→ **YOUR ASSIGNMENT**: Although the data below contains pictures, please reproduce only its words, exactly.

→ **MATERIAL TO PROCESS**:
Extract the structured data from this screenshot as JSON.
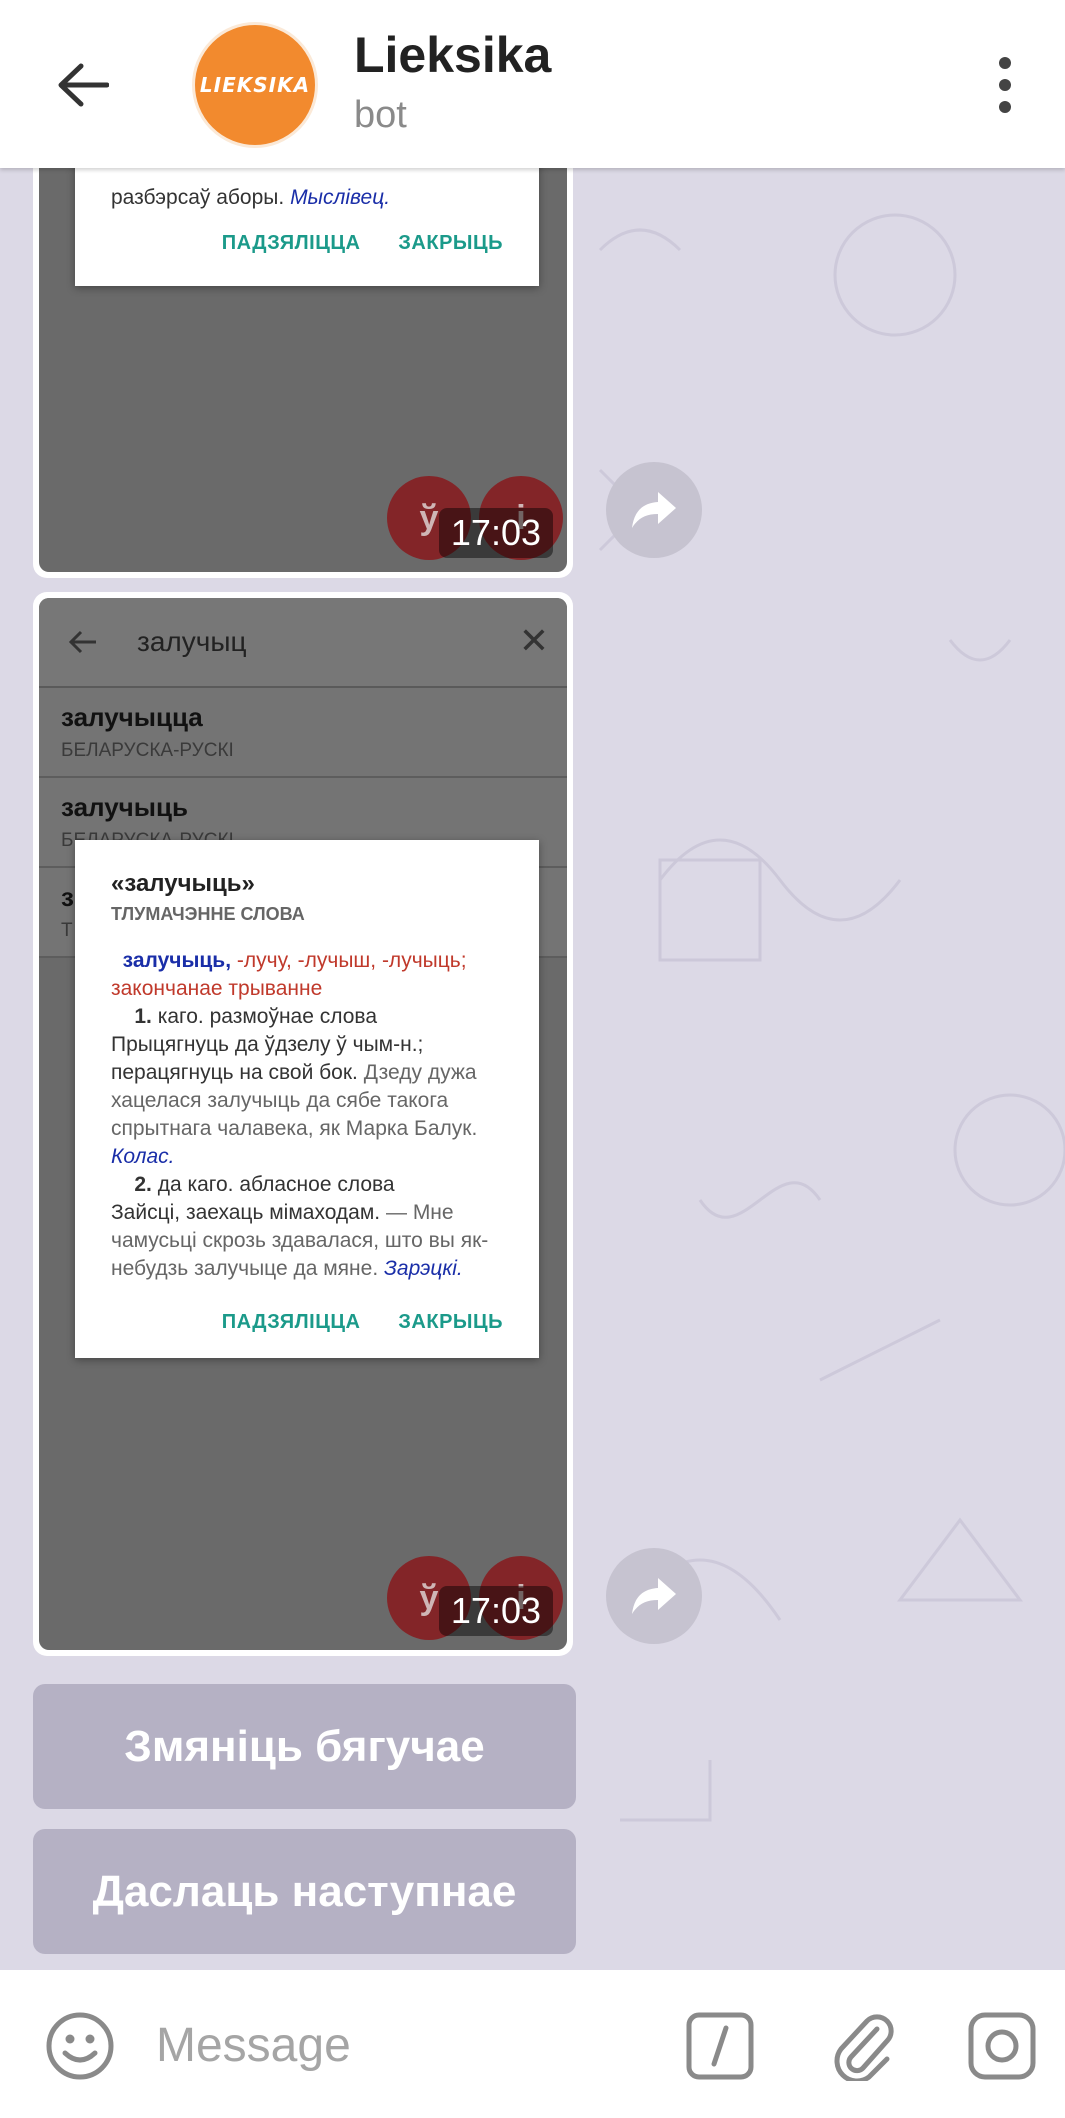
{
  "header": {
    "title": "Lieksika",
    "subtitle": "bot",
    "avatar_text": "LIEKSIKA",
    "avatar_color": "#f28a2e"
  },
  "messages": [
    {
      "time": "17:03",
      "dialog_tail_text": "разбэрсаў аборы.",
      "dialog_tail_author": "Мыслівец.",
      "actions": [
        "ПАДЗЯЛІЦЦА",
        "ЗАКРЫЦЬ"
      ],
      "fab_left": "ў",
      "fab_right": "і"
    },
    {
      "time": "17:03",
      "search_query": "залучыц",
      "results": [
        {
          "word": "залучыцца",
          "dict": "БЕЛАРУСКА-РУСКІ"
        },
        {
          "word": "залучыць",
          "dict": "БЕЛАРУСКА-РУСКІ"
        },
        {
          "word": "з",
          "dict": "Т"
        }
      ],
      "dialog": {
        "title": "«залучыць»",
        "subtitle": "ТЛУМАЧЭННЕ СЛОВА",
        "headword": "залучыць,",
        "forms": "-лучу, -лучыш, -лучыць;",
        "aspect": "закончанае трыванне",
        "s1_num": "1.",
        "s1_label": "каго. размоўнае слова",
        "s1_def": "Прыцягнуць да ўдзелу ў чым-н.; перацягнуць на свой бок.",
        "s1_example": "Дзеду дужа хацелася залучыць да сябе такога спрытнага чалавека, як Марка Балук.",
        "s1_author": "Колас.",
        "s2_num": "2.",
        "s2_label": "да каго. абласное слова",
        "s2_def": "Зайсці, заехаць мімаходам.",
        "s2_example": "— Мне чамусьці скрозь здавалася, што вы як-небудзь залучыце да мяне.",
        "s2_author": "Зарэцкі.",
        "actions": [
          "ПАДЗЯЛІЦЦА",
          "ЗАКРЫЦЬ"
        ]
      },
      "fab_left": "ў",
      "fab_right": "і"
    }
  ],
  "keyboard": {
    "buttons": [
      "Змяніць бягучае",
      "Даслаць наступнае"
    ]
  },
  "input": {
    "placeholder": "Message"
  }
}
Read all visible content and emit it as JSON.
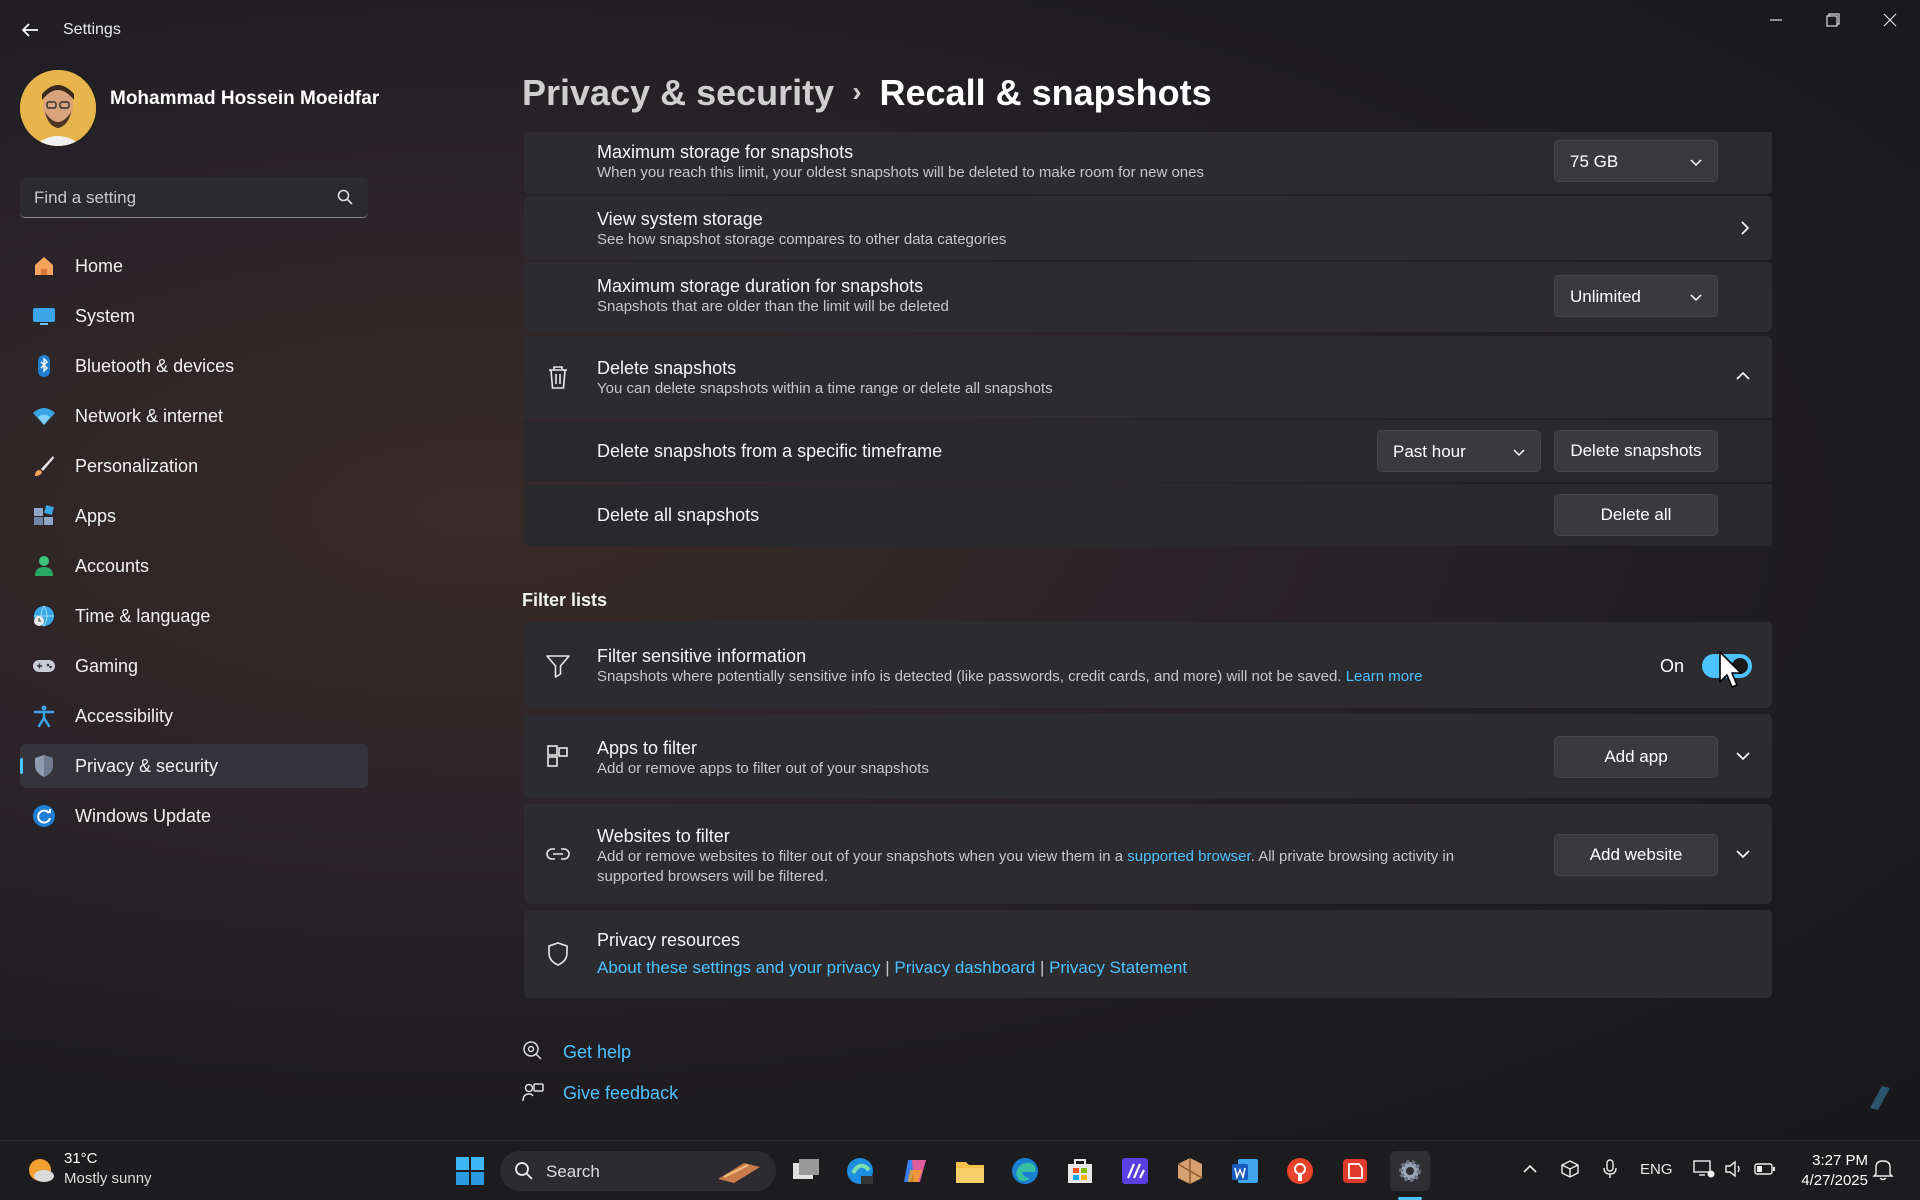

→ **WRITTEN ANSWER**:
Extract the structured data from this screenshot as JSON.
{
  "header": {
    "title": "Lieksika",
    "subtitle": "bot",
    "avatar_text": "LIEKSIKA",
    "avatar_color": "#f28a2e"
  },
  "messages": [
    {
      "time": "17:03",
      "dialog_tail_text": "разбэрсаў аборы.",
      "dialog_tail_author": "Мыслівец.",
      "actions": [
        "ПАДЗЯЛІЦЦА",
        "ЗАКРЫЦЬ"
      ],
      "fab_left": "ў",
      "fab_right": "і"
    },
    {
      "time": "17:03",
      "search_query": "залучыц",
      "results": [
        {
          "word": "залучыцца",
          "dict": "БЕЛАРУСКА-РУСКІ"
        },
        {
          "word": "залучыць",
          "dict": "БЕЛАРУСКА-РУСКІ"
        },
        {
          "word": "з",
          "dict": "Т"
        }
      ],
      "dialog": {
        "title": "«залучыць»",
        "subtitle": "ТЛУМАЧЭННЕ СЛОВА",
        "headword": "залучыць,",
        "forms": "-лучу, -лучыш, -лучыць;",
        "aspect": "закончанае трыванне",
        "s1_num": "1.",
        "s1_label": "каго. размоўнае слова",
        "s1_def": "Прыцягнуць да ўдзелу ў чым-н.; перацягнуць на свой бок.",
        "s1_example": "Дзеду дужа хацелася залучыць да сябе такога спрытнага чалавека, як Марка Балук.",
        "s1_author": "Колас.",
        "s2_num": "2.",
        "s2_label": "да каго. абласное слова",
        "s2_def": "Зайсці, заехаць мімаходам.",
        "s2_example": "— Мне чамусьці скрозь здавалася, што вы як-небудзь залучыце да мяне.",
        "s2_author": "Зарэцкі.",
        "actions": [
          "ПАДЗЯЛІЦЦА",
          "ЗАКРЫЦЬ"
        ]
      },
      "fab_left": "ў",
      "fab_right": "і"
    }
  ],
  "keyboard": {
    "buttons": [
      "Змяніць бягучае",
      "Даслаць наступнае"
    ]
  },
  "input": {
    "placeholder": "Message"
  }
}
Read all visible content and emit it as JSON.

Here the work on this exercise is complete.